The task:
Could you please retype all of the data below exactly?

Component data from apps and pages
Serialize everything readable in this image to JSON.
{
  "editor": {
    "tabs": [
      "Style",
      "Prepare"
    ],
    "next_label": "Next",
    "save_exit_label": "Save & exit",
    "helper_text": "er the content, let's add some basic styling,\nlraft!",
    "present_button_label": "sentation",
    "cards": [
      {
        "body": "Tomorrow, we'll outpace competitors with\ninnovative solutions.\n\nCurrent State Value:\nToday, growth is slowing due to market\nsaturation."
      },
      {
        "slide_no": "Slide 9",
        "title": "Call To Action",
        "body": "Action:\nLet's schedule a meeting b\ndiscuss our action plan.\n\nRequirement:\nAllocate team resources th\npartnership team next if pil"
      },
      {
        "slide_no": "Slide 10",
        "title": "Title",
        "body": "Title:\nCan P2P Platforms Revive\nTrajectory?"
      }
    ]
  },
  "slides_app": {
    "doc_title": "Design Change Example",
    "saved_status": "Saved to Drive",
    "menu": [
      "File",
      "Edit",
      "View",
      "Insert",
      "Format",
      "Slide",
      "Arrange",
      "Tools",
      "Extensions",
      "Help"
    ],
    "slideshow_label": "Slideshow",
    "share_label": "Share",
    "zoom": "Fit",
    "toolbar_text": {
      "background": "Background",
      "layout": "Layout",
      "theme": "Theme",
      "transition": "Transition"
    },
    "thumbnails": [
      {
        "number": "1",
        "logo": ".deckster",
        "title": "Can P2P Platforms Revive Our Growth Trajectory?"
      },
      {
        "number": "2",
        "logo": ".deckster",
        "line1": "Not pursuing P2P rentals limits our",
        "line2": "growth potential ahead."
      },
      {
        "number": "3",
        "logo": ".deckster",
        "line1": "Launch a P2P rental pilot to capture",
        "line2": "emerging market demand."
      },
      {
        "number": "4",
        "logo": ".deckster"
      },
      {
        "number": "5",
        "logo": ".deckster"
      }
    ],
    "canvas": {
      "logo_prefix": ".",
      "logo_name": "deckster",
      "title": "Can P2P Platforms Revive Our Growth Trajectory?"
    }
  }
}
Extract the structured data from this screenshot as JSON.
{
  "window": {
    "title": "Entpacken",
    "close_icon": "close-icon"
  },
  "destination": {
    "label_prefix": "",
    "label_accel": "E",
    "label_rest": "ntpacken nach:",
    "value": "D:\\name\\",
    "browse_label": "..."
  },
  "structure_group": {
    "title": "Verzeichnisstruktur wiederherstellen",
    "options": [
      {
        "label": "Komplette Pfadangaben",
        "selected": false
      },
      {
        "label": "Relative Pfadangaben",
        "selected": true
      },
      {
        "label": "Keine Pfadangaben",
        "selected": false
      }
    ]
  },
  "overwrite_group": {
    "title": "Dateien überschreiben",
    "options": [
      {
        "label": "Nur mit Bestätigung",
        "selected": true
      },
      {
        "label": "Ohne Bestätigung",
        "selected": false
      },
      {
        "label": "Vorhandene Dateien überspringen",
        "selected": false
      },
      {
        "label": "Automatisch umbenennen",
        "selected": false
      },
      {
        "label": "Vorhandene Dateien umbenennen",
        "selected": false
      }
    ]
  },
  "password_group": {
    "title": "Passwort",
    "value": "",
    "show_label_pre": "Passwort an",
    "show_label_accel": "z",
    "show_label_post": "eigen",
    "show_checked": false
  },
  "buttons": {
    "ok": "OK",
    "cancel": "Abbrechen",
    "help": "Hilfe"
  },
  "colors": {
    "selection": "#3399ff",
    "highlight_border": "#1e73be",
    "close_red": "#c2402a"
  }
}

Output below:
Serialize everything readable in this image to JSON.
{
  "editor": {
    "tabs": [
      "Style",
      "Prepare"
    ],
    "next_label": "Next",
    "save_exit_label": "Save & exit",
    "helper_text": "er the content, let's add some basic styling,\nlraft!",
    "present_button_label": "sentation",
    "cards": [
      {
        "body": "Tomorrow, we'll outpace competitors with\ninnovative solutions.\n\nCurrent State Value:\nToday, growth is slowing due to market\nsaturation."
      },
      {
        "slide_no": "Slide 9",
        "title": "Call To Action",
        "body": "Action:\nLet's schedule a meeting b\ndiscuss our action plan.\n\nRequirement:\nAllocate team resources th\npartnership team next if pil"
      },
      {
        "slide_no": "Slide 10",
        "title": "Title",
        "body": "Title:\nCan P2P Platforms Revive\nTrajectory?"
      }
    ]
  },
  "slides_app": {
    "doc_title": "Design Change Example",
    "saved_status": "Saved to Drive",
    "menu": [
      "File",
      "Edit",
      "View",
      "Insert",
      "Format",
      "Slide",
      "Arrange",
      "Tools",
      "Extensions",
      "Help"
    ],
    "slideshow_label": "Slideshow",
    "share_label": "Share",
    "zoom": "Fit",
    "toolbar_text": {
      "background": "Background",
      "layout": "Layout",
      "theme": "Theme",
      "transition": "Transition"
    },
    "thumbnails": [
      {
        "number": "1",
        "logo": ".deckster",
        "title": "Can P2P Platforms Revive Our Growth Trajectory?"
      },
      {
        "number": "2",
        "logo": ".deckster",
        "line1": "Not pursuing P2P rentals limits our",
        "line2": "growth potential ahead."
      },
      {
        "number": "3",
        "logo": ".deckster",
        "line1": "Launch a P2P rental pilot to capture",
        "line2": "emerging market demand."
      },
      {
        "number": "4",
        "logo": ".deckster"
      },
      {
        "number": "5",
        "logo": ".deckster"
      }
    ],
    "canvas": {
      "logo_prefix": ".",
      "logo_name": "deckster",
      "title": "Can P2P Platforms Revive Our Growth Trajectory?"
    }
  }
}
Extract the structured data from this screenshot as JSON.
{
  "window": {
    "title": "Entpacken",
    "close_icon": "close-icon"
  },
  "destination": {
    "label_prefix": "",
    "label_accel": "E",
    "label_rest": "ntpacken nach:",
    "value": "D:\\name\\",
    "browse_label": "..."
  },
  "structure_group": {
    "title": "Verzeichnisstruktur wiederherstellen",
    "options": [
      {
        "label": "Komplette Pfadangaben",
        "selected": false
      },
      {
        "label": "Relative Pfadangaben",
        "selected": true
      },
      {
        "label": "Keine Pfadangaben",
        "selected": false
      }
    ]
  },
  "overwrite_group": {
    "title": "Dateien überschreiben",
    "options": [
      {
        "label": "Nur mit Bestätigung",
        "selected": true
      },
      {
        "label": "Ohne Bestätigung",
        "selected": false
      },
      {
        "label": "Vorhandene Dateien überspringen",
        "selected": false
      },
      {
        "label": "Automatisch umbenennen",
        "selected": false
      },
      {
        "label": "Vorhandene Dateien umbenennen",
        "selected": false
      }
    ]
  },
  "password_group": {
    "title": "Passwort",
    "value": "",
    "show_label_pre": "Passwort an",
    "show_label_accel": "z",
    "show_label_post": "eigen",
    "show_checked": false
  },
  "buttons": {
    "ok": "OK",
    "cancel": "Abbrechen",
    "help": "Hilfe"
  },
  "colors": {
    "selection": "#3399ff",
    "highlight_border": "#1e73be",
    "close_red": "#c2402a"
  }
}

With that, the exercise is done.